Problem statement. Repeat the listing exactly. Pictures stay out of your copy.

------ Material to process

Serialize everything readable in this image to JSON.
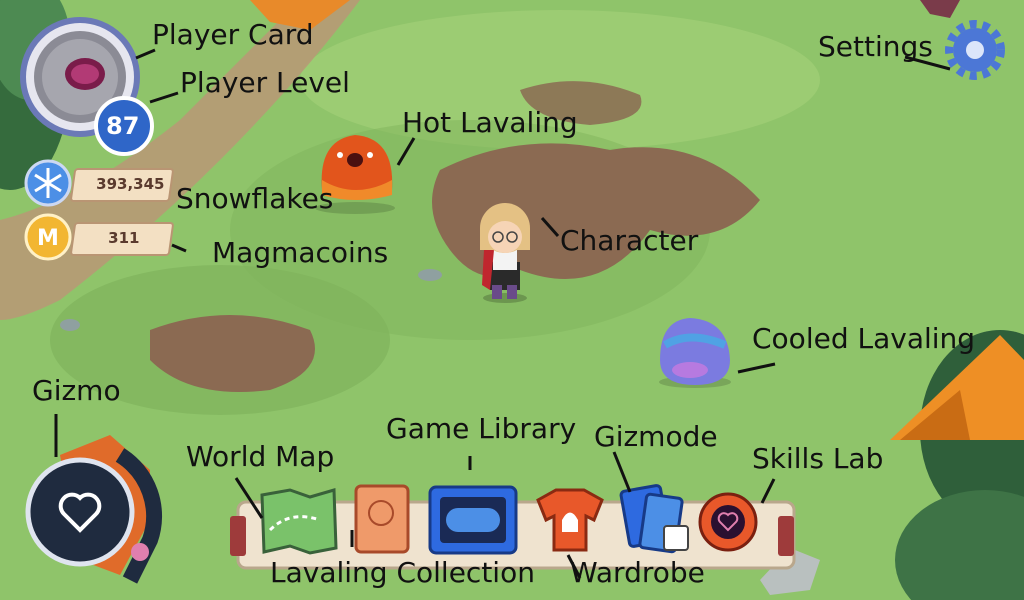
{
  "hud": {
    "player_level": "87",
    "snowflakes": "393,345",
    "magmacoins": "311"
  },
  "labels": {
    "player_card": "Player Card",
    "player_level": "Player Level",
    "hot_lavaling": "Hot Lavaling",
    "snowflakes": "Snowflakes",
    "magmacoins": "Magmacoins",
    "character": "Character",
    "settings": "Settings",
    "cooled_lavaling": "Cooled Lavaling",
    "gizmo": "Gizmo",
    "game_library": "Game Library",
    "gizmode": "Gizmode",
    "world_map": "World Map",
    "skills_lab": "Skills Lab",
    "lavaling_collection": "Lavaling Collection",
    "wardrobe": "Wardrobe"
  },
  "toolbar_items": [
    {
      "icon": "world-map-icon"
    },
    {
      "icon": "lavaling-collection-icon"
    },
    {
      "icon": "game-library-icon"
    },
    {
      "icon": "wardrobe-icon"
    },
    {
      "icon": "gizmode-icon"
    },
    {
      "icon": "skills-lab-icon"
    }
  ],
  "colors": {
    "grass": "#8fc46a",
    "dirt": "#8b6a52",
    "hot_lavaling": "#e2551c",
    "cooled_lavaling": "#7b7be0",
    "coin": "#f2b632",
    "snowflake": "#4c8fe6",
    "level_badge": "#2f66c8",
    "gizmo_dark": "#1f2b3f"
  }
}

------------

Output of the task.
Serialize everything readable in this image to JSON.
{
  "hud": {
    "player_level": "87",
    "snowflakes": "393,345",
    "magmacoins": "311"
  },
  "labels": {
    "player_card": "Player Card",
    "player_level": "Player Level",
    "hot_lavaling": "Hot Lavaling",
    "snowflakes": "Snowflakes",
    "magmacoins": "Magmacoins",
    "character": "Character",
    "settings": "Settings",
    "cooled_lavaling": "Cooled Lavaling",
    "gizmo": "Gizmo",
    "game_library": "Game Library",
    "gizmode": "Gizmode",
    "world_map": "World Map",
    "skills_lab": "Skills Lab",
    "lavaling_collection": "Lavaling Collection",
    "wardrobe": "Wardrobe"
  },
  "toolbar_items": [
    {
      "icon": "world-map-icon"
    },
    {
      "icon": "lavaling-collection-icon"
    },
    {
      "icon": "game-library-icon"
    },
    {
      "icon": "wardrobe-icon"
    },
    {
      "icon": "gizmode-icon"
    },
    {
      "icon": "skills-lab-icon"
    }
  ],
  "colors": {
    "grass": "#8fc46a",
    "dirt": "#8b6a52",
    "hot_lavaling": "#e2551c",
    "cooled_lavaling": "#7b7be0",
    "coin": "#f2b632",
    "snowflake": "#4c8fe6",
    "level_badge": "#2f66c8",
    "gizmo_dark": "#1f2b3f"
  }
}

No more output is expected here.